On the heels of an open call to the networking industry, the Ethernet Alliance is following up with a survey soliciting information and opinions from network- and cabling-industry professionals about the need to establish a Power over Ethernet Logo Program. The Ethernet Alliance favors establishing such a program, and is seeking the real-world feedback of professionals who have worked with PoE technology.
On August 27 the alliance held an open call to the industry, in which it emphasized the Power over Ethernet “is a name, not a standard.” Despite the fact that the IEEE’s 802.3af and 802.3at specifications are commonly referred to as Power over Ethernet or PoE, A) neither specification actually uses either of those terms, and B) the IEEE did not trademark either term. As a practical matter, that means there is no restriction on the use of either term in product packaging or marketing. In other words, products that do not comply with either the “af” or “at” specifications can (and in some cases, do) label themselves as PoE or Power over Ethernet.
In the open call, presenters David Tremblay, a system architect with HP Networking, and Jeff Lapak, a manager with the University of New Hampshire InterOperability Lab, explained that in the market today there exist products that do comply with 802.3af and/or at, proprietary devices that are variants of these IEEE specs, and proprietary devices that are not designed to IEEE specs and, they warned, could be unsafe to deploy.
A PoE Logo Program, they further explained, would indicate predictable Ethernet power and data delivery using 802.3 standards, as well as indicating confidence in interoperability, device reliability, and the safety of devices’ use in networked environments.

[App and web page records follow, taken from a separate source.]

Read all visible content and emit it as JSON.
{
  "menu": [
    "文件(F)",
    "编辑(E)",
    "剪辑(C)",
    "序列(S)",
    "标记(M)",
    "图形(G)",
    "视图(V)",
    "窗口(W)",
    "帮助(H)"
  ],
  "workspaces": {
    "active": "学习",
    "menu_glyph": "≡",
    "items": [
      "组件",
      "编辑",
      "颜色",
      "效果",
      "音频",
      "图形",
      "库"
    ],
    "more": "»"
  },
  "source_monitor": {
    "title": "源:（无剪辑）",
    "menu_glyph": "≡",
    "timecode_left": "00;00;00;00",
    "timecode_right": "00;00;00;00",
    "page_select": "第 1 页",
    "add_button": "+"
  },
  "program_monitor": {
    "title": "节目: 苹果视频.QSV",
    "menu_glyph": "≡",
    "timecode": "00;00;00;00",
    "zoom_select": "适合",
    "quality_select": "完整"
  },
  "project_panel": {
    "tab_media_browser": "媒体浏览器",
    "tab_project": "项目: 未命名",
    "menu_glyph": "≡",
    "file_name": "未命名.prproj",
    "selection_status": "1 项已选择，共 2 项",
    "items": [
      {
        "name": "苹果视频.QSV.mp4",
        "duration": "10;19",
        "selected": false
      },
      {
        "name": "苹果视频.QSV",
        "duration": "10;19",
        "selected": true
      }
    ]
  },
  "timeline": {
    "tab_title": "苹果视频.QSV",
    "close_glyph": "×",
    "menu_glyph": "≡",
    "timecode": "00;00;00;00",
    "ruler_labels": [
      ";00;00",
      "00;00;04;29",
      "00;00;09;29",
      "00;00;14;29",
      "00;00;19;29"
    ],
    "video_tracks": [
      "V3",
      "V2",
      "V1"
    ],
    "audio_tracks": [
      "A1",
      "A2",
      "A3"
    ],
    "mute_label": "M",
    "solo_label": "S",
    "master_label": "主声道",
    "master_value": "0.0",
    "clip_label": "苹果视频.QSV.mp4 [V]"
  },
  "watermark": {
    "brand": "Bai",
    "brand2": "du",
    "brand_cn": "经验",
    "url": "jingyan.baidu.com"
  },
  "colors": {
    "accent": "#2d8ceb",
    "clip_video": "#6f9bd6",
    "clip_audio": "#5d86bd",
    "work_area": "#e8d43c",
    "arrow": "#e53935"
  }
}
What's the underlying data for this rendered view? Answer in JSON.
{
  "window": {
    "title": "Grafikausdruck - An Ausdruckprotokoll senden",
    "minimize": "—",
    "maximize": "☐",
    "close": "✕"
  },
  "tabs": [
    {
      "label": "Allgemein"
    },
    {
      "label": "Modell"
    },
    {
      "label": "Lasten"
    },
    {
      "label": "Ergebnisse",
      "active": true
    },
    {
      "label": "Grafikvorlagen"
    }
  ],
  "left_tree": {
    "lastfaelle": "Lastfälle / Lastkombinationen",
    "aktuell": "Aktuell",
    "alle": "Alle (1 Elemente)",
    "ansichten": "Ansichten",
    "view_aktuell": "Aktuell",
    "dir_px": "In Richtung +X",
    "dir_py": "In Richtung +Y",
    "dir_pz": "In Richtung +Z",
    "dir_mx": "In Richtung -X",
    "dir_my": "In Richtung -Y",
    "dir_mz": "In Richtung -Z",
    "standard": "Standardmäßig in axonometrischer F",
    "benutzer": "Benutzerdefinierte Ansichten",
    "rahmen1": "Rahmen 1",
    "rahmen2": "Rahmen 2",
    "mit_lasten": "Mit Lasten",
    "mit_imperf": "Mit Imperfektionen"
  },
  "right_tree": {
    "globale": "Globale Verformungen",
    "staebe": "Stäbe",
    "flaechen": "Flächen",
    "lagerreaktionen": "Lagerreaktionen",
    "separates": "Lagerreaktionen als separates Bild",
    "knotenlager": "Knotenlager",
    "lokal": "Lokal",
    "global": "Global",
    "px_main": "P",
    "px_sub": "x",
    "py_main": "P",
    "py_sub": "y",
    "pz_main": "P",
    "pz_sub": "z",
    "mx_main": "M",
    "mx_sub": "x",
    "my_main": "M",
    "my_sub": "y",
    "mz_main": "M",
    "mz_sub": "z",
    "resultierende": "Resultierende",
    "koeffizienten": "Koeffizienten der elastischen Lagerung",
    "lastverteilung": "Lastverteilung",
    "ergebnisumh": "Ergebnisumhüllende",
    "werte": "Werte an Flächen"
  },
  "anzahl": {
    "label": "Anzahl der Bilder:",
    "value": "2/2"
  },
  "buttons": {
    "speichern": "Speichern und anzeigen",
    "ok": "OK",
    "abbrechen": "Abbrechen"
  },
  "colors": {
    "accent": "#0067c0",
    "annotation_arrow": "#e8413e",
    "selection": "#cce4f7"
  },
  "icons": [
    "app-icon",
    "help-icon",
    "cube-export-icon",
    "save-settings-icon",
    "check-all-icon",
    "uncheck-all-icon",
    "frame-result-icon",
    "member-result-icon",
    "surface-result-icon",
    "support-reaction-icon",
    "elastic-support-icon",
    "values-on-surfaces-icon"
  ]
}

As part of the open call, the alliance explained it is evaluating industry interest and need before proceeding with the launch of such a logo program. Part of that interest-and-need evaluation is the survey, which is just two questions in length. The first question asks the simple yes/no question: “Should the Ethernet Alliance establish a logo certification program for Power over Ethernet products?” That question also includes an opportunity for respondents to provide comments in addition to the yes/no response. The second, optional question, asks for personal information of the survey respondent. By providing such information, the respondent agrees to receive communication, via email, from the Ethernet Alliance based on the information collected.